Task item:
When you reach the line with "What's the underlying", start repeating the lines exactly and keep going to the end of the records, but drop every picture.

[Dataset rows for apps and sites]
____

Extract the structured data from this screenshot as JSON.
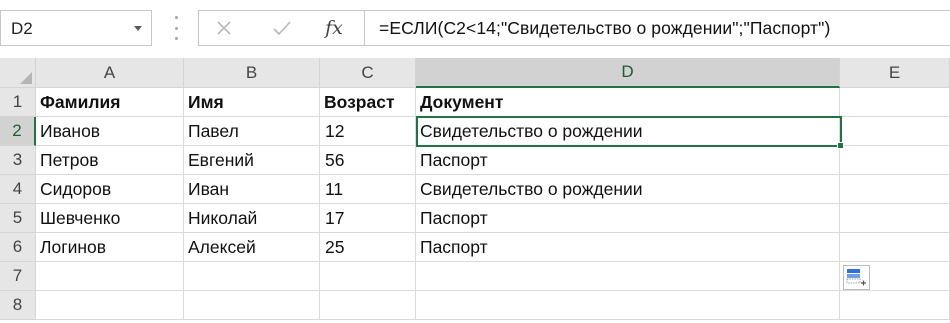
{
  "name_box": {
    "value": "D2"
  },
  "formula_bar": {
    "fx_label": "fx",
    "formula": "=ЕСЛИ(C2<14;\"Свидетельство о рождении\";\"Паспорт\")"
  },
  "sheet": {
    "columns": [
      "A",
      "B",
      "C",
      "D",
      "E"
    ],
    "rows": [
      "1",
      "2",
      "3",
      "4",
      "5",
      "6",
      "7",
      "8"
    ],
    "selected_cell": "D2",
    "header_row": [
      "Фамилия",
      "Имя",
      "Возраст",
      "Документ"
    ],
    "data_rows": [
      [
        "Иванов",
        "Павел",
        "12",
        "Свидетельство о рождении"
      ],
      [
        "Петров",
        "Евгений",
        "56",
        "Паспорт"
      ],
      [
        "Сидоров",
        "Иван",
        "11",
        "Свидетельство о рождении"
      ],
      [
        "Шевченко",
        "Николай",
        "17",
        "Паспорт"
      ],
      [
        "Логинов",
        "Алексей",
        "25",
        "Паспорт"
      ]
    ]
  },
  "colors": {
    "selection": "#217346",
    "header_bg": "#e6e6e6",
    "header_selected_bg": "#d2d2d2",
    "gridline": "#dadada"
  },
  "icons": {
    "cancel": "close-icon",
    "enter": "checkmark-icon",
    "insert_function": "fx-icon",
    "quick_analysis": "quick-analysis-icon",
    "select_all": "select-all-triangle-icon"
  }
}
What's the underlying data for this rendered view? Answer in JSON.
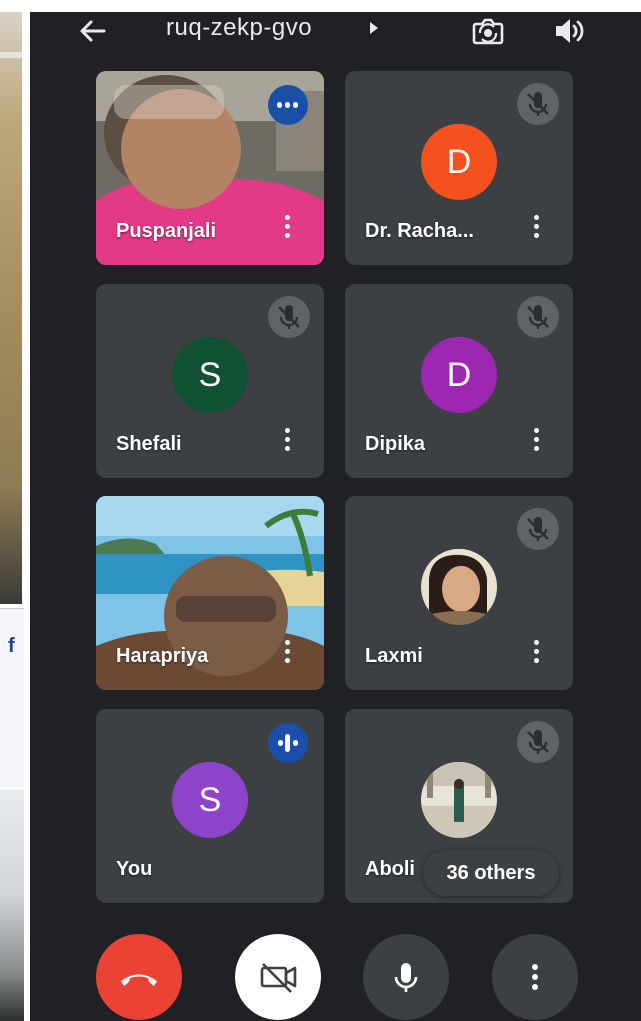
{
  "meeting": {
    "code": "ruq-zekp-gvo"
  },
  "icons": {
    "back": "arrow-left-icon",
    "switch_camera": "switch-camera-icon",
    "audio_output": "speaker-icon",
    "muted": "mic-off-icon",
    "speaking": "audio-level-icon",
    "more": "more-vertical-icon",
    "hang_up": "phone-hangup-icon",
    "camera_off": "videocam-off-icon",
    "mic": "mic-icon"
  },
  "left_strip": {
    "partial_text": "f"
  },
  "participants": [
    {
      "name": "Puspanjali",
      "type": "video",
      "speaking": true
    },
    {
      "name": "Dr. Racha...",
      "type": "avatar",
      "initial": "D",
      "color": "#f4511e",
      "muted": true
    },
    {
      "name": "Shefali",
      "type": "avatar",
      "initial": "S",
      "color": "#0f5132",
      "muted": true
    },
    {
      "name": "Dipika",
      "type": "avatar",
      "initial": "D",
      "color": "#9c27b0",
      "muted": true
    },
    {
      "name": "Harapriya",
      "type": "video"
    },
    {
      "name": "Laxmi",
      "type": "photo",
      "muted": true
    },
    {
      "name": "You",
      "type": "avatar",
      "initial": "S",
      "color": "#8e44c9",
      "speaking": true
    },
    {
      "name": "Aboli",
      "type": "photo",
      "muted": true
    }
  ],
  "others": {
    "label": "36 others"
  },
  "controls": {
    "hang_up_color": "#ea4335",
    "camera_bg": "#ffffff",
    "button_bg": "#3c4043"
  }
}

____

Result for this task:
What's the underlying data for this rendered view? Answer in JSON.
{
  "meeting": {
    "code": "ruq-zekp-gvo"
  },
  "icons": {
    "back": "arrow-left-icon",
    "switch_camera": "switch-camera-icon",
    "audio_output": "speaker-icon",
    "muted": "mic-off-icon",
    "speaking": "audio-level-icon",
    "more": "more-vertical-icon",
    "hang_up": "phone-hangup-icon",
    "camera_off": "videocam-off-icon",
    "mic": "mic-icon"
  },
  "left_strip": {
    "partial_text": "f"
  },
  "participants": [
    {
      "name": "Puspanjali",
      "type": "video",
      "speaking": true
    },
    {
      "name": "Dr. Racha...",
      "type": "avatar",
      "initial": "D",
      "color": "#f4511e",
      "muted": true
    },
    {
      "name": "Shefali",
      "type": "avatar",
      "initial": "S",
      "color": "#0f5132",
      "muted": true
    },
    {
      "name": "Dipika",
      "type": "avatar",
      "initial": "D",
      "color": "#9c27b0",
      "muted": true
    },
    {
      "name": "Harapriya",
      "type": "video"
    },
    {
      "name": "Laxmi",
      "type": "photo",
      "muted": true
    },
    {
      "name": "You",
      "type": "avatar",
      "initial": "S",
      "color": "#8e44c9",
      "speaking": true
    },
    {
      "name": "Aboli",
      "type": "photo",
      "muted": true
    }
  ],
  "others": {
    "label": "36 others"
  },
  "controls": {
    "hang_up_color": "#ea4335",
    "camera_bg": "#ffffff",
    "button_bg": "#3c4043"
  }
}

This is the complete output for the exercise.